# How do you find a one-decimal place approximation for #sqrt 18#?

##### 1 Answer

#### Answer:

Use Newton Raphson method to find

#### Explanation:

To find an approximation for the square root of a number

#a_(i+1) = (a_i^2+n)/(2a_i)#

In our case

Then:

#a_1 = (a_0^2+n)/(2a_0) = (4^2+18)/(2*4) = (16+18)/8 = 34/8 = 17/4 = 4.25#

Unfortunately

#a_2 = (a_1^2+n)/(2a_1) = ((17/4)^2+18)/(2*(17/4))#

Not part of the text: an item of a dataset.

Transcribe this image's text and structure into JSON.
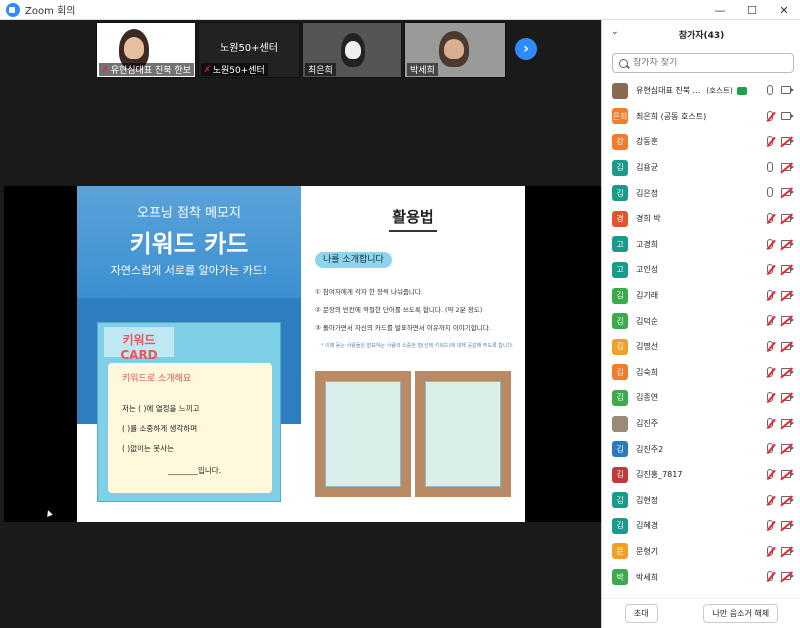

#=(289/16+18)/(17/2) =(289+18*16)/(17*8)=(289+288)/136#

#=577/136 ~~ 4.24265#

That's more decimal places than we need, but at least we can say with confidence that

Alternatively, you can use the method described in http://socratic.org/questions/given-an-integer-n-is-there-an-efficient-way-to-find-integers-p-q-such-that-abs-

to find a continued fraction expansion for

#sqrt(18) = [4;bar(4,8)] = 4+1/(4+1/(8+1/(4+1/(8+1/(4+...)))))#

Then you can approximate

For example:

#sqrt(18) ~~ [4;4,8] = 4+1/(4+1/8) = 4+8/33 = 140/33 = 4.dot(2)dot(4)#